Background: Poor adherence may have a major impact on clinical outcome, contributing to substantial worsening of disease, increased health care costs and even death. With increasing numbers of medications, low adherence is a growing concern, seriously undermining the benefits of current medical care. Little is known about medication adherence among older adults living at home and requiring complex medication regimens.
Objective: The aim of this study was to describe adherence to drug prescriptions in a cohort of elderly patients receiving polypharmacy, discharged from an internal medicine ward.
Methods: A sample of elderly patients (65 years of age or older) discharged from an internal medicine ward in Italy throughout 2012 were enrolled. They were followed for 3 months after discharge with a structured telephone interview to collect information on drug regimens and medication adherence 15-30 days (first follow-up) and 3 months (second follow-up) after discharge. Demographic variables including age, sex, marital status and caregiver were collected.

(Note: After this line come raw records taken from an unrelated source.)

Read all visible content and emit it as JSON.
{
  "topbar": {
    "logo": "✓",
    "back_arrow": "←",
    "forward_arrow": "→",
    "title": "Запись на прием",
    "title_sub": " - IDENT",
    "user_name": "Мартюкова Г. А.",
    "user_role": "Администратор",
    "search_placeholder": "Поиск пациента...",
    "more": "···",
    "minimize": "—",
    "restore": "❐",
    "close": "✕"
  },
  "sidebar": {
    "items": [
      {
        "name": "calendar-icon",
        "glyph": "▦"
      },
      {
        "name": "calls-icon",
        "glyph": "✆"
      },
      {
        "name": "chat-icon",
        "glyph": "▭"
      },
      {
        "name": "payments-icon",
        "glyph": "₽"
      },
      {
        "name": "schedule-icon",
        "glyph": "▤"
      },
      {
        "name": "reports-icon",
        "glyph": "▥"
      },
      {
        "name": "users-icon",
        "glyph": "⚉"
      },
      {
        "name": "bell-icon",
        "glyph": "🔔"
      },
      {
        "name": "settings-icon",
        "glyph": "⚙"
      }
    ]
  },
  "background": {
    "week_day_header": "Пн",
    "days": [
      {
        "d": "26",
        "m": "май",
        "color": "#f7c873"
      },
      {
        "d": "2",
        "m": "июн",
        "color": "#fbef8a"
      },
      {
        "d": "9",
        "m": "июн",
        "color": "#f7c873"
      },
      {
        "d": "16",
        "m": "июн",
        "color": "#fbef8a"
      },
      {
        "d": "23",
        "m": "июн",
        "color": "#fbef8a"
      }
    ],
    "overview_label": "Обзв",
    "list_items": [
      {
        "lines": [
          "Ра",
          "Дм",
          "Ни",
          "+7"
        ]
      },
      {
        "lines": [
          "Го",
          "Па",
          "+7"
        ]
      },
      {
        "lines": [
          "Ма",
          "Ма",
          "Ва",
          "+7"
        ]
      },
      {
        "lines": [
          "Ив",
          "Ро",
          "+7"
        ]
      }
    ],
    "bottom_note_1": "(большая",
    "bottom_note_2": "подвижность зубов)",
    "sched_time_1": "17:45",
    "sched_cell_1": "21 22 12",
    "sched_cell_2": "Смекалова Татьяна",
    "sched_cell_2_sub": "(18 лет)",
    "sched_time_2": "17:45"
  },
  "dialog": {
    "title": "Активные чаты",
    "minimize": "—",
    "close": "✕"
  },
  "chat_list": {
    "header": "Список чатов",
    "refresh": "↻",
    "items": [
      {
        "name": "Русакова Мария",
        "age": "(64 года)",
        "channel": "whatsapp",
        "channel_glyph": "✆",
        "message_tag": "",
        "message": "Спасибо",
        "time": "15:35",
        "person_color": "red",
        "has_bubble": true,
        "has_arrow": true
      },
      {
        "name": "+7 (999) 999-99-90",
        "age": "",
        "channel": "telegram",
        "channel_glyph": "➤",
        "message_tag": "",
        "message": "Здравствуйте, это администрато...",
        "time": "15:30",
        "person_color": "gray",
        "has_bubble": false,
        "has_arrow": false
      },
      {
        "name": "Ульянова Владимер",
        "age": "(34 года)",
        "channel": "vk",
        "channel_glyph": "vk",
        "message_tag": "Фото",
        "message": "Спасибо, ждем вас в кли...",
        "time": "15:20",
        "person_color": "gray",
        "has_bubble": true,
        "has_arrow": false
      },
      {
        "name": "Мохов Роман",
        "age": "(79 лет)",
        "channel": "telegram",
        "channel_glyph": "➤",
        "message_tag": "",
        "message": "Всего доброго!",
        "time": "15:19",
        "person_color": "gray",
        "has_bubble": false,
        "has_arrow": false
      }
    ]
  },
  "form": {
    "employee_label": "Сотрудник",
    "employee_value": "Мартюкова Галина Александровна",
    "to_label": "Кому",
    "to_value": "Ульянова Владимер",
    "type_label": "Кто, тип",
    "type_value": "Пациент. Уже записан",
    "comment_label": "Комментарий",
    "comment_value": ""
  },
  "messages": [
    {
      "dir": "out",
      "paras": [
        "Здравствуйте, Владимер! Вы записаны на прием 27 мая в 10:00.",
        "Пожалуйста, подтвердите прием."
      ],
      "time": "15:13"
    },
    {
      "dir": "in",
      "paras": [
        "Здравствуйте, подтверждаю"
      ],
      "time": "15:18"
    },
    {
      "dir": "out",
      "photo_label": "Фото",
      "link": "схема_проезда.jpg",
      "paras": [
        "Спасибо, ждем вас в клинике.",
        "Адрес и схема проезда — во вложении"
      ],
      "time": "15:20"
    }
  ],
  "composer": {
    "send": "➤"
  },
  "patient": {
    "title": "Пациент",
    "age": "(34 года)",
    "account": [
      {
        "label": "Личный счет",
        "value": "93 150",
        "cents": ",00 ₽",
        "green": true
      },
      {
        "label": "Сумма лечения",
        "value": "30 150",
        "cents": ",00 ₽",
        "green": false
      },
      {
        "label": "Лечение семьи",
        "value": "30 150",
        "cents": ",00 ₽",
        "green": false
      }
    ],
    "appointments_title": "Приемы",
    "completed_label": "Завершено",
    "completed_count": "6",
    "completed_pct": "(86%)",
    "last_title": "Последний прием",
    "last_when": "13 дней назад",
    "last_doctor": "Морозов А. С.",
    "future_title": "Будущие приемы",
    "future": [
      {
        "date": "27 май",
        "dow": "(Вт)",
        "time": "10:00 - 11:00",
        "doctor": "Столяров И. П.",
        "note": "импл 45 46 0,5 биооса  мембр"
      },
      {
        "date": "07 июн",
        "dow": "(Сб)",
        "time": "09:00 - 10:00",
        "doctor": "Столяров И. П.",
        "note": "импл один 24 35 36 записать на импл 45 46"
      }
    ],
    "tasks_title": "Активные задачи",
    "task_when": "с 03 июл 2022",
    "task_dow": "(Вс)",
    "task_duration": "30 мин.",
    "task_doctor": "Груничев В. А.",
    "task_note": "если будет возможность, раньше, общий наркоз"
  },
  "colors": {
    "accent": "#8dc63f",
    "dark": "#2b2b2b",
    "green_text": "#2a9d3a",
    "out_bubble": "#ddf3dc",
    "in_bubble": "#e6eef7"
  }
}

Results: Among 100 patients recruited, information on medication adherence was available for, respectively, 89 and 79 patients at the first and second follow-ups. Non-adherence was reported for 49 patients (55.1 %) at the first follow-up and for 55 (69.6 %) 3 months from discharge. Voluntary withdrawal of a drug and change of dosage without medical consultation were the main reasons for non-adherence at both follow-ups. The number of drugs prescribed at discharge was related to medication non-adherence at both follow-up interviews. No association was found between age and non-adherence. Only 25 patients (28.1 %) at the first follow-up and 20 (25.3 %) at the second understood the reasons for their medications.
Conclusions: Low medication adherence is a real, complex problem for older patients receiving polypharmacy. We found that the increasing number of drugs prescribed at hospital discharge is correlated to non-adherence and a high percentage of patients did not understand the purpose of their medications. Simplification of drug regimens and reduction of pill burdens as well as better explanations of the reason for the medications should be targets for intervention.